All of the data below must be repeated exactly.

:: WORKING DATA

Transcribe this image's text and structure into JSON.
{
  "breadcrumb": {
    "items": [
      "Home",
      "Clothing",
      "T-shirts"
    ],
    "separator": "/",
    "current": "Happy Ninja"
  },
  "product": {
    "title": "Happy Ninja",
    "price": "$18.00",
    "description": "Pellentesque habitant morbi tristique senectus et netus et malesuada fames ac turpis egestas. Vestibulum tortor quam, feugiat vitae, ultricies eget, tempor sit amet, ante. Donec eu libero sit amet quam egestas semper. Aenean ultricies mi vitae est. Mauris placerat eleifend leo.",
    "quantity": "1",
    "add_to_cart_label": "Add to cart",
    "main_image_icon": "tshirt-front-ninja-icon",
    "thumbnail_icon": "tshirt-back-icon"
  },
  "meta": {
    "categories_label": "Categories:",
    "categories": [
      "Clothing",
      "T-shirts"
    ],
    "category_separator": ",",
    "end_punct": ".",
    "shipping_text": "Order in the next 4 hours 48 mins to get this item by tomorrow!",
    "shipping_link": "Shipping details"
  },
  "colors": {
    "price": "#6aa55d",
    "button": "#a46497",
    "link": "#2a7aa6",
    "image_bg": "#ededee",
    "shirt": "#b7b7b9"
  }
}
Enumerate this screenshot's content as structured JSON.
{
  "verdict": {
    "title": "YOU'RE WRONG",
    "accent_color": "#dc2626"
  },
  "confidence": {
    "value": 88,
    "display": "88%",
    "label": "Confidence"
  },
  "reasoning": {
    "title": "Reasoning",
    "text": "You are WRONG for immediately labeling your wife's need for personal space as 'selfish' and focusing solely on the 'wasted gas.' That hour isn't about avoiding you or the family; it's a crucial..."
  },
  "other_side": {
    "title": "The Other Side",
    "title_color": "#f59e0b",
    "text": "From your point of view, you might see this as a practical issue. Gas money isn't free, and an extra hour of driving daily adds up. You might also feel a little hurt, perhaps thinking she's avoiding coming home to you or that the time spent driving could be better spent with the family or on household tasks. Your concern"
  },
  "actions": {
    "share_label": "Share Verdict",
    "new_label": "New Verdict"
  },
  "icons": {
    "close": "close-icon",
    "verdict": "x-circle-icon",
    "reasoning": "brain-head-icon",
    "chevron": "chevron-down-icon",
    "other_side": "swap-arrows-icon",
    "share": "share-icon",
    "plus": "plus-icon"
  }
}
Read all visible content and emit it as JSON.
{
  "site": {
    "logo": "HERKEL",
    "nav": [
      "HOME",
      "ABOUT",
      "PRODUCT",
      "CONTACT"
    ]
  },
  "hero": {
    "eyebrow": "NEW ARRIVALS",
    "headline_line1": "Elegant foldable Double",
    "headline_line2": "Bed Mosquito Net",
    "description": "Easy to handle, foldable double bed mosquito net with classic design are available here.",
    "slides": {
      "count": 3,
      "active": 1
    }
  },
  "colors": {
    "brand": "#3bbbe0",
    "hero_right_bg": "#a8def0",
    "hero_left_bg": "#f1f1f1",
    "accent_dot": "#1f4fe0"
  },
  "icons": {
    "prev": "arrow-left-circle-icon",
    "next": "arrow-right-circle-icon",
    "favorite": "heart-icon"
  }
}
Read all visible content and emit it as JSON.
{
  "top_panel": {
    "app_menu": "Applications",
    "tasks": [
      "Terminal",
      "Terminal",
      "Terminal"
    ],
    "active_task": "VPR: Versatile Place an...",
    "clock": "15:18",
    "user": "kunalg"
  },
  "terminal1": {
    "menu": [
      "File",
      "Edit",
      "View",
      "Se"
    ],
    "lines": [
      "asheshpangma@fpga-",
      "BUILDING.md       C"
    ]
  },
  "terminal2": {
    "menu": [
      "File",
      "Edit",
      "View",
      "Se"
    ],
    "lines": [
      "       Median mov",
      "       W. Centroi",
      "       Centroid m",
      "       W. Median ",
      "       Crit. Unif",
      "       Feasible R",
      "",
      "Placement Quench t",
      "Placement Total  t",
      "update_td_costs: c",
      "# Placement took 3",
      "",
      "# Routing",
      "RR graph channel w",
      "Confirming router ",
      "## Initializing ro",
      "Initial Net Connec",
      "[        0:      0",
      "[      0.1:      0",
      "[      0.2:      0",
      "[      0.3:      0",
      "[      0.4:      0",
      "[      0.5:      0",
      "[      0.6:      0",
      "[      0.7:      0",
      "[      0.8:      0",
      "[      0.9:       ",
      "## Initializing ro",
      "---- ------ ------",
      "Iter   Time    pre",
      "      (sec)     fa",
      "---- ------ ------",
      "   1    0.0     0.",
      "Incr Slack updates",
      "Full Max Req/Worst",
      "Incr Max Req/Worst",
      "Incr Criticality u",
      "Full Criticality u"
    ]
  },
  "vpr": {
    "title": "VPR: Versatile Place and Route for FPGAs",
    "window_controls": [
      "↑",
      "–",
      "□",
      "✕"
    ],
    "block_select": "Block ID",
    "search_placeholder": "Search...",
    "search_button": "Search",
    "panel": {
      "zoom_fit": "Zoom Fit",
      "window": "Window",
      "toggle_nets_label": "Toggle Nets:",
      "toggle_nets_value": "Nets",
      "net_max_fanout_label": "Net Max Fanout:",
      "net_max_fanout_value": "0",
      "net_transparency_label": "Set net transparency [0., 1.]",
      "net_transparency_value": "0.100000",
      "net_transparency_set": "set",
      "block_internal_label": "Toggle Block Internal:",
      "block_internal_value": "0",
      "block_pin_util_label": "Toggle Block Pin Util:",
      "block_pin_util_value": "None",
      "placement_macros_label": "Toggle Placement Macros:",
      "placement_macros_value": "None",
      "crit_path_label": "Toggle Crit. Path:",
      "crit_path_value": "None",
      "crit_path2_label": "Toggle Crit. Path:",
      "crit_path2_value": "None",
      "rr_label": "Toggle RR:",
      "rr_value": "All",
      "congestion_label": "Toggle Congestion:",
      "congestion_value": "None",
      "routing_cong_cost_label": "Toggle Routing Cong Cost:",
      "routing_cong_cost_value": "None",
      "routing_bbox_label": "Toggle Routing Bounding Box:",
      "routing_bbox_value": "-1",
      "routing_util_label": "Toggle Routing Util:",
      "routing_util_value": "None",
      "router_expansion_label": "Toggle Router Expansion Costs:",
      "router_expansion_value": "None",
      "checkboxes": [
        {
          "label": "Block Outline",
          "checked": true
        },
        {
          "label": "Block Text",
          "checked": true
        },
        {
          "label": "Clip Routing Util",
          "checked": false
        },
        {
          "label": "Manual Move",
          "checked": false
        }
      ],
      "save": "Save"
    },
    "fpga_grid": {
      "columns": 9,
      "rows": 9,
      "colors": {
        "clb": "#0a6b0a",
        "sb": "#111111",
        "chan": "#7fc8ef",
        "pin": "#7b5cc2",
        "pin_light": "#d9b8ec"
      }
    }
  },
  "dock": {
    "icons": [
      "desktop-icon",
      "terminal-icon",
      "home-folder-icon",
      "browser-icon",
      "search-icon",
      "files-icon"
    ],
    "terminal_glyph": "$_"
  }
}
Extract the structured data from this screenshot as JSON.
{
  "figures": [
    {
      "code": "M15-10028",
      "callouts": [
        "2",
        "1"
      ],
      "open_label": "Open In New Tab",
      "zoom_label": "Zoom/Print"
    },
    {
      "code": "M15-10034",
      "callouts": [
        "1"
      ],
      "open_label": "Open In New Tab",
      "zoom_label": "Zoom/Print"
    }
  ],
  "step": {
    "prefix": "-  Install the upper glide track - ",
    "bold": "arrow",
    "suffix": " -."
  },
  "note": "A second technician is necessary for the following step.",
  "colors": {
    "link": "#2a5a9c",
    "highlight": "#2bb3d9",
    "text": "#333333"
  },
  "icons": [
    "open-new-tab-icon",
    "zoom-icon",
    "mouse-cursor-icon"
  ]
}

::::

== SOLUTION TO THE EXERCISE ==
Transcribe this image's text and structure into JSON.
{
  "breadcrumb": {
    "items": [
      "Home",
      "Clothing",
      "T-shirts"
    ],
    "separator": "/",
    "current": "Happy Ninja"
  },
  "product": {
    "title": "Happy Ninja",
    "price": "$18.00",
    "description": "Pellentesque habitant morbi tristique senectus et netus et malesuada fames ac turpis egestas. Vestibulum tortor quam, feugiat vitae, ultricies eget, tempor sit amet, ante. Donec eu libero sit amet quam egestas semper. Aenean ultricies mi vitae est. Mauris placerat eleifend leo.",
    "quantity": "1",
    "add_to_cart_label": "Add to cart",
    "main_image_icon": "tshirt-front-ninja-icon",
    "thumbnail_icon": "tshirt-back-icon"
  },
  "meta": {
    "categories_label": "Categories:",
    "categories": [
      "Clothing",
      "T-shirts"
    ],
    "category_separator": ",",
    "end_punct": ".",
    "shipping_text": "Order in the next 4 hours 48 mins to get this item by tomorrow!",
    "shipping_link": "Shipping details"
  },
  "colors": {
    "price": "#6aa55d",
    "button": "#a46497",
    "link": "#2a7aa6",
    "image_bg": "#ededee",
    "shirt": "#b7b7b9"
  }
}
Enumerate this screenshot's content as structured JSON.
{
  "verdict": {
    "title": "YOU'RE WRONG",
    "accent_color": "#dc2626"
  },
  "confidence": {
    "value": 88,
    "display": "88%",
    "label": "Confidence"
  },
  "reasoning": {
    "title": "Reasoning",
    "text": "You are WRONG for immediately labeling your wife's need for personal space as 'selfish' and focusing solely on the 'wasted gas.' That hour isn't about avoiding you or the family; it's a crucial..."
  },
  "other_side": {
    "title": "The Other Side",
    "title_color": "#f59e0b",
    "text": "From your point of view, you might see this as a practical issue. Gas money isn't free, and an extra hour of driving daily adds up. You might also feel a little hurt, perhaps thinking she's avoiding coming home to you or that the time spent driving could be better spent with the family or on household tasks. Your concern"
  },
  "actions": {
    "share_label": "Share Verdict",
    "new_label": "New Verdict"
  },
  "icons": {
    "close": "close-icon",
    "verdict": "x-circle-icon",
    "reasoning": "brain-head-icon",
    "chevron": "chevron-down-icon",
    "other_side": "swap-arrows-icon",
    "share": "share-icon",
    "plus": "plus-icon"
  }
}
Read all visible content and emit it as JSON.
{
  "site": {
    "logo": "HERKEL",
    "nav": [
      "HOME",
      "ABOUT",
      "PRODUCT",
      "CONTACT"
    ]
  },
  "hero": {
    "eyebrow": "NEW ARRIVALS",
    "headline_line1": "Elegant foldable Double",
    "headline_line2": "Bed Mosquito Net",
    "description": "Easy to handle, foldable double bed mosquito net with classic design are available here.",
    "slides": {
      "count": 3,
      "active": 1
    }
  },
  "colors": {
    "brand": "#3bbbe0",
    "hero_right_bg": "#a8def0",
    "hero_left_bg": "#f1f1f1",
    "accent_dot": "#1f4fe0"
  },
  "icons": {
    "prev": "arrow-left-circle-icon",
    "next": "arrow-right-circle-icon",
    "favorite": "heart-icon"
  }
}
Read all visible content and emit it as JSON.
{
  "top_panel": {
    "app_menu": "Applications",
    "tasks": [
      "Terminal",
      "Terminal",
      "Terminal"
    ],
    "active_task": "VPR: Versatile Place an...",
    "clock": "15:18",
    "user": "kunalg"
  },
  "terminal1": {
    "menu": [
      "File",
      "Edit",
      "View",
      "Se"
    ],
    "lines": [
      "asheshpangma@fpga-",
      "BUILDING.md       C"
    ]
  },
  "terminal2": {
    "menu": [
      "File",
      "Edit",
      "View",
      "Se"
    ],
    "lines": [
      "       Median mov",
      "       W. Centroi",
      "       Centroid m",
      "       W. Median ",
      "       Crit. Unif",
      "       Feasible R",
      "",
      "Placement Quench t",
      "Placement Total  t",
      "update_td_costs: c",
      "# Placement took 3",
      "",
      "# Routing",
      "RR graph channel w",
      "Confirming router ",
      "## Initializing ro",
      "Initial Net Connec",
      "[        0:      0",
      "[      0.1:      0",
      "[      0.2:      0",
      "[      0.3:      0",
      "[      0.4:      0",
      "[      0.5:      0",
      "[      0.6:      0",
      "[      0.7:      0",
      "[      0.8:      0",
      "[      0.9:       ",
      "## Initializing ro",
      "---- ------ ------",
      "Iter   Time    pre",
      "      (sec)     fa",
      "---- ------ ------",
      "   1    0.0     0.",
      "Incr Slack updates",
      "Full Max Req/Worst",
      "Incr Max Req/Worst",
      "Incr Criticality u",
      "Full Criticality u"
    ]
  },
  "vpr": {
    "title": "VPR: Versatile Place and Route for FPGAs",
    "window_controls": [
      "↑",
      "–",
      "□",
      "✕"
    ],
    "block_select": "Block ID",
    "search_placeholder": "Search...",
    "search_button": "Search",
    "panel": {
      "zoom_fit": "Zoom Fit",
      "window": "Window",
      "toggle_nets_label": "Toggle Nets:",
      "toggle_nets_value": "Nets",
      "net_max_fanout_label": "Net Max Fanout:",
      "net_max_fanout_value": "0",
      "net_transparency_label": "Set net transparency [0., 1.]",
      "net_transparency_value": "0.100000",
      "net_transparency_set": "set",
      "block_internal_label": "Toggle Block Internal:",
      "block_internal_value": "0",
      "block_pin_util_label": "Toggle Block Pin Util:",
      "block_pin_util_value": "None",
      "placement_macros_label": "Toggle Placement Macros:",
      "placement_macros_value": "None",
      "crit_path_label": "Toggle Crit. Path:",
      "crit_path_value": "None",
      "crit_path2_label": "Toggle Crit. Path:",
      "crit_path2_value": "None",
      "rr_label": "Toggle RR:",
      "rr_value": "All",
      "congestion_label": "Toggle Congestion:",
      "congestion_value": "None",
      "routing_cong_cost_label": "Toggle Routing Cong Cost:",
      "routing_cong_cost_value": "None",
      "routing_bbox_label": "Toggle Routing Bounding Box:",
      "routing_bbox_value": "-1",
      "routing_util_label": "Toggle Routing Util:",
      "routing_util_value": "None",
      "router_expansion_label": "Toggle Router Expansion Costs:",
      "router_expansion_value": "None",
      "checkboxes": [
        {
          "label": "Block Outline",
          "checked": true
        },
        {
          "label": "Block Text",
          "checked": true
        },
        {
          "label": "Clip Routing Util",
          "checked": false
        },
        {
          "label": "Manual Move",
          "checked": false
        }
      ],
      "save": "Save"
    },
    "fpga_grid": {
      "columns": 9,
      "rows": 9,
      "colors": {
        "clb": "#0a6b0a",
        "sb": "#111111",
        "chan": "#7fc8ef",
        "pin": "#7b5cc2",
        "pin_light": "#d9b8ec"
      }
    }
  },
  "dock": {
    "icons": [
      "desktop-icon",
      "terminal-icon",
      "home-folder-icon",
      "browser-icon",
      "search-icon",
      "files-icon"
    ],
    "terminal_glyph": "$_"
  }
}
Extract the structured data from this screenshot as JSON.
{
  "figures": [
    {
      "code": "M15-10028",
      "callouts": [
        "2",
        "1"
      ],
      "open_label": "Open In New Tab",
      "zoom_label": "Zoom/Print"
    },
    {
      "code": "M15-10034",
      "callouts": [
        "1"
      ],
      "open_label": "Open In New Tab",
      "zoom_label": "Zoom/Print"
    }
  ],
  "step": {
    "prefix": "-  Install the upper glide track - ",
    "bold": "arrow",
    "suffix": " -."
  },
  "note": "A second technician is necessary for the following step.",
  "colors": {
    "link": "#2a5a9c",
    "highlight": "#2bb3d9",
    "text": "#333333"
  },
  "icons": [
    "open-new-tab-icon",
    "zoom-icon",
    "mouse-cursor-icon"
  ]
}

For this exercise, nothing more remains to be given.